> [WHAT THIS TASK INVOLVES] What is the number of lines in the records that contain "watermark"? Give only that number.

┌─ DATA EXTRACT

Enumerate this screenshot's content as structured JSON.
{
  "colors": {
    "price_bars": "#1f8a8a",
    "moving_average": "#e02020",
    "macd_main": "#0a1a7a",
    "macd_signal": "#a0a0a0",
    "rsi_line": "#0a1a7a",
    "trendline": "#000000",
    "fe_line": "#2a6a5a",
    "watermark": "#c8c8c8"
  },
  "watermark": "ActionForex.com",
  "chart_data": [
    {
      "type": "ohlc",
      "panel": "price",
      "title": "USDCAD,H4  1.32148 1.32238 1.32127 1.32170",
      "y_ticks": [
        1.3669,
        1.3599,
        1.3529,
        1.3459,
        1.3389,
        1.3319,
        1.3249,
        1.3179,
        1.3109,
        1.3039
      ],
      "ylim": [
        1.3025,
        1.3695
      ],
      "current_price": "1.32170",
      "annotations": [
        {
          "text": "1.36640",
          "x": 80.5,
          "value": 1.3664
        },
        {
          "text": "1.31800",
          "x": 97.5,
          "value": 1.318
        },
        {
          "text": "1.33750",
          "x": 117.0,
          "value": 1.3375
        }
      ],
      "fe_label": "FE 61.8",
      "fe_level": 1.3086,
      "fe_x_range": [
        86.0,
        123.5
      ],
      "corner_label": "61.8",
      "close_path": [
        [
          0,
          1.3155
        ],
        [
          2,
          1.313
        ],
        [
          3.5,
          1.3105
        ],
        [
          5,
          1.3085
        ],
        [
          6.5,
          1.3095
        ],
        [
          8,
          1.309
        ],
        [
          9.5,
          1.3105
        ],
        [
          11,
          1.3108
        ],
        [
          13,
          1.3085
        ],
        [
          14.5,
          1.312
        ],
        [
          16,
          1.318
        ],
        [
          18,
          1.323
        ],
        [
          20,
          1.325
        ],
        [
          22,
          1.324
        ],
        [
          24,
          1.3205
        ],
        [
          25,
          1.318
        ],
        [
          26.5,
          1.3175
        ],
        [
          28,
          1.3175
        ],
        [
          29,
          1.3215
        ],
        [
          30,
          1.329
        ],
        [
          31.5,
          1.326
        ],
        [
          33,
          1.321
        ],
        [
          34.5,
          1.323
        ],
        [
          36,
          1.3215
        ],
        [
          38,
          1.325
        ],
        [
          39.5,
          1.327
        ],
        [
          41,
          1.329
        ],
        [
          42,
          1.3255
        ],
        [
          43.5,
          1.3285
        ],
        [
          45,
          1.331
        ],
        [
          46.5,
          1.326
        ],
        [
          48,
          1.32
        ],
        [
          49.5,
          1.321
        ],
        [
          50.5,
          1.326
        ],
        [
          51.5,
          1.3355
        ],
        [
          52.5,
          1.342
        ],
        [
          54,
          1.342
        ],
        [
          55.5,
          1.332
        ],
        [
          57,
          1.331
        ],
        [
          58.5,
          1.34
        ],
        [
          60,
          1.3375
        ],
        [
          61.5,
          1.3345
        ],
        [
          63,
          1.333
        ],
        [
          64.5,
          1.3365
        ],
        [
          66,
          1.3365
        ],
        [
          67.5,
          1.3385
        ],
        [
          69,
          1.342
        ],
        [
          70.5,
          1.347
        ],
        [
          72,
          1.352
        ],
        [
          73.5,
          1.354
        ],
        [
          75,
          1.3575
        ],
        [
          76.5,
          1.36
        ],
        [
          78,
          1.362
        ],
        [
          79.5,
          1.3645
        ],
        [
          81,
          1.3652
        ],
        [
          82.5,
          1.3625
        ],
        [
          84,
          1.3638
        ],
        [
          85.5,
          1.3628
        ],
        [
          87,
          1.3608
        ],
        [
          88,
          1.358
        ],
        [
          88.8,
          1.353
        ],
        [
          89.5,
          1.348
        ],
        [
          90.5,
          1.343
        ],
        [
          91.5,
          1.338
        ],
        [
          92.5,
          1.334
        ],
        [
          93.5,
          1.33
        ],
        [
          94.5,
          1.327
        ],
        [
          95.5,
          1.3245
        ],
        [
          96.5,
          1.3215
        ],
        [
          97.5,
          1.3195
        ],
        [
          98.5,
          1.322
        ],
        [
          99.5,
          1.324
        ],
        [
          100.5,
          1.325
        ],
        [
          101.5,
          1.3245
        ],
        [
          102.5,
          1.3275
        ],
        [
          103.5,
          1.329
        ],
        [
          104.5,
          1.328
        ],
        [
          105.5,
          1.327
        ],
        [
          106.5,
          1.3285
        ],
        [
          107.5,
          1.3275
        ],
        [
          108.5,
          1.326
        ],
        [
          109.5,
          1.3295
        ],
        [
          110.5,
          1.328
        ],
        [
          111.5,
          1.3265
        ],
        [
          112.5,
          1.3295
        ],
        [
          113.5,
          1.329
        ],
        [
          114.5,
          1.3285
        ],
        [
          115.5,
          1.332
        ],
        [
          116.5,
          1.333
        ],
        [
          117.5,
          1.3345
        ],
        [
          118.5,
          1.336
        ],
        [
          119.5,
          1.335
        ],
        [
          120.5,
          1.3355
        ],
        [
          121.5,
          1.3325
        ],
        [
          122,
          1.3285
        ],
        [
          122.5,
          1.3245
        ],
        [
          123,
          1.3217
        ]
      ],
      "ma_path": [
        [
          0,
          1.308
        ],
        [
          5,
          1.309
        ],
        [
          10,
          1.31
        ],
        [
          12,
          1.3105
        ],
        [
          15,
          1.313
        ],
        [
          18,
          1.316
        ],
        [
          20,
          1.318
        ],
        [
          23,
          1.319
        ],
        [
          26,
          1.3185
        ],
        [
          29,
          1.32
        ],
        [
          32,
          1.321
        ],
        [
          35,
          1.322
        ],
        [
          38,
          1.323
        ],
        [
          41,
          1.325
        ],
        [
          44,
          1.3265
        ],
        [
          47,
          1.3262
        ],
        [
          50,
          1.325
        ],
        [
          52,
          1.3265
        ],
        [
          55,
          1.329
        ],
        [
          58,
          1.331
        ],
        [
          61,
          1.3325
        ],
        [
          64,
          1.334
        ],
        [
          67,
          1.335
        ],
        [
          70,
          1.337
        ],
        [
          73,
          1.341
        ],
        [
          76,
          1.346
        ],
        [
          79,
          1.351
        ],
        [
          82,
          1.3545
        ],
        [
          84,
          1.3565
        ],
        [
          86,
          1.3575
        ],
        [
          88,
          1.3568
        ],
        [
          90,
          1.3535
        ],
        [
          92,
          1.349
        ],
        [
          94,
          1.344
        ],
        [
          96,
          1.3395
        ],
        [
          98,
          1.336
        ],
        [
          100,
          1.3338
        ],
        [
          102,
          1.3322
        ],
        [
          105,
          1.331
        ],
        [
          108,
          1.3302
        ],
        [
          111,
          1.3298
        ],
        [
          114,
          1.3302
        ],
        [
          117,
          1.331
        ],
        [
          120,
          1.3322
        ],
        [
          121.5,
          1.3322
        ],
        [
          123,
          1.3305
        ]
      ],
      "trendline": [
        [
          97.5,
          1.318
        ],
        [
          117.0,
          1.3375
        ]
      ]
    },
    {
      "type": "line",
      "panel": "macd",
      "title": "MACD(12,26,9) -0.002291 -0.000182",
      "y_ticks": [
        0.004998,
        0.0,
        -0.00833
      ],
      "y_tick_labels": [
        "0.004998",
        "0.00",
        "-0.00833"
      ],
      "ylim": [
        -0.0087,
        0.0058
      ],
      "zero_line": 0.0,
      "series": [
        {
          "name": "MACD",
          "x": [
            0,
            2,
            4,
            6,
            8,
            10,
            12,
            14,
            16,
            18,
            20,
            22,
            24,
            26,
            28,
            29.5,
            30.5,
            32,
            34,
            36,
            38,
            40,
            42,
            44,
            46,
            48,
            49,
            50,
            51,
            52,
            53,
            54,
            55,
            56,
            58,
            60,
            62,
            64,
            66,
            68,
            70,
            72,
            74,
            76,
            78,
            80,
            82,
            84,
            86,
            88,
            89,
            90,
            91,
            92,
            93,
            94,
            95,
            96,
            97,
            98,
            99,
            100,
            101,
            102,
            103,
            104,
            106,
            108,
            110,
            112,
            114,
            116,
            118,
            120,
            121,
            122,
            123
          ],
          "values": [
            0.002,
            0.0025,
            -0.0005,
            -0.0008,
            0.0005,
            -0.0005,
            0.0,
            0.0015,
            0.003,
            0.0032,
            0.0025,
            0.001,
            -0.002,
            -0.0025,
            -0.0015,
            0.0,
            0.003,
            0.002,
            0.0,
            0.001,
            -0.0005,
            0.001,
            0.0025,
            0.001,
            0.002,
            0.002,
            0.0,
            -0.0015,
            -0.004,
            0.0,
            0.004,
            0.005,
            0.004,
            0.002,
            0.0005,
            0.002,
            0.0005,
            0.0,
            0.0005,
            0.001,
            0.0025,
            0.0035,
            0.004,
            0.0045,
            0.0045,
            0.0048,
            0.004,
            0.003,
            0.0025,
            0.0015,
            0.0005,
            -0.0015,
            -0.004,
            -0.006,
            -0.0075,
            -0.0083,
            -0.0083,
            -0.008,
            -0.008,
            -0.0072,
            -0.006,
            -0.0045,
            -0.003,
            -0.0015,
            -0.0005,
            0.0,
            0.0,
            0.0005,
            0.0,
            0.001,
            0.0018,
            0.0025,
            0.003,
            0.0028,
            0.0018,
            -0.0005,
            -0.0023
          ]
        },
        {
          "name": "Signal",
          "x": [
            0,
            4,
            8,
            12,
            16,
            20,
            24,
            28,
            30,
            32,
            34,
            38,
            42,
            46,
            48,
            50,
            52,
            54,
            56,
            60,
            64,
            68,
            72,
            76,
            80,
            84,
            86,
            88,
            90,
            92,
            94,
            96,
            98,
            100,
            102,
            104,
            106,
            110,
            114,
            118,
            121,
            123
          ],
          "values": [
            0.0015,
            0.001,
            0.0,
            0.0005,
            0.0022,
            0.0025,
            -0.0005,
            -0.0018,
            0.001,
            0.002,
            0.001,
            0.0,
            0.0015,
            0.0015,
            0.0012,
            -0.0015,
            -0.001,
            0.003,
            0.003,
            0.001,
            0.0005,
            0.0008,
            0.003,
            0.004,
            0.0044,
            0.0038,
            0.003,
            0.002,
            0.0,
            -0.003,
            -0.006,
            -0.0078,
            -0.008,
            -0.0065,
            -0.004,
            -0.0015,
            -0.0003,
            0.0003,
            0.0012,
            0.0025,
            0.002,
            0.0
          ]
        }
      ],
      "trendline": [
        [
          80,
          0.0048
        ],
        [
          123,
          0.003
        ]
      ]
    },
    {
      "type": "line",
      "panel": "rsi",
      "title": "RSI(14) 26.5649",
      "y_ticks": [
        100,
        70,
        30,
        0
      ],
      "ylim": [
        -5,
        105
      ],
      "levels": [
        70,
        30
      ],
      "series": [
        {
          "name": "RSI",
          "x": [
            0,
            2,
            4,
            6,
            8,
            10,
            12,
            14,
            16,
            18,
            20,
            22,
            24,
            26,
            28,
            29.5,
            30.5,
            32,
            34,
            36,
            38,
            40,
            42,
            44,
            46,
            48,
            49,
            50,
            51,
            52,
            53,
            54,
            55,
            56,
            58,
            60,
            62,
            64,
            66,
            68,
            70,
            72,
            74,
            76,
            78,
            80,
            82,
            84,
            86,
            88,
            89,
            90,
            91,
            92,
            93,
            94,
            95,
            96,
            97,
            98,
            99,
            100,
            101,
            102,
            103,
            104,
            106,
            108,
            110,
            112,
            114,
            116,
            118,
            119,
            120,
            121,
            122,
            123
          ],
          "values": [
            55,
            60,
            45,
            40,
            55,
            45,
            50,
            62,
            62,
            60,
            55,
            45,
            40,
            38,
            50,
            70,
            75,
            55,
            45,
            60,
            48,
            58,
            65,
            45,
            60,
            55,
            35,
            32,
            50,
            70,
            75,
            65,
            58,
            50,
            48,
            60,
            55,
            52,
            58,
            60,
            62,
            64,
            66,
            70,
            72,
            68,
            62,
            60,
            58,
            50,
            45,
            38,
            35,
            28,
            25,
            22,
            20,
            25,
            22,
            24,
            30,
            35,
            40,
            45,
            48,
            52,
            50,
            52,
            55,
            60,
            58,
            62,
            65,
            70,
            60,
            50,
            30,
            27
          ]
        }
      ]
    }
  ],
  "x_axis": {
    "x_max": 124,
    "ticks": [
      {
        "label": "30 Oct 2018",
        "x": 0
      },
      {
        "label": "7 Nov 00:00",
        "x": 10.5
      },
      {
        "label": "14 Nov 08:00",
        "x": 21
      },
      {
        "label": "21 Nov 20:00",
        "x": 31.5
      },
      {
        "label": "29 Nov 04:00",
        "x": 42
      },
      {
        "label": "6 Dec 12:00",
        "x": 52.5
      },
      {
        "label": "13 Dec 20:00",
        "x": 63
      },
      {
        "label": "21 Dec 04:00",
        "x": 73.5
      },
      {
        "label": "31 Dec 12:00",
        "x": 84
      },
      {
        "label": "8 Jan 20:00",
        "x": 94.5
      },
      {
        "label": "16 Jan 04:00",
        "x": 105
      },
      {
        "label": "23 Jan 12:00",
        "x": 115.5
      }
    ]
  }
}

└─

> [REPLY] 2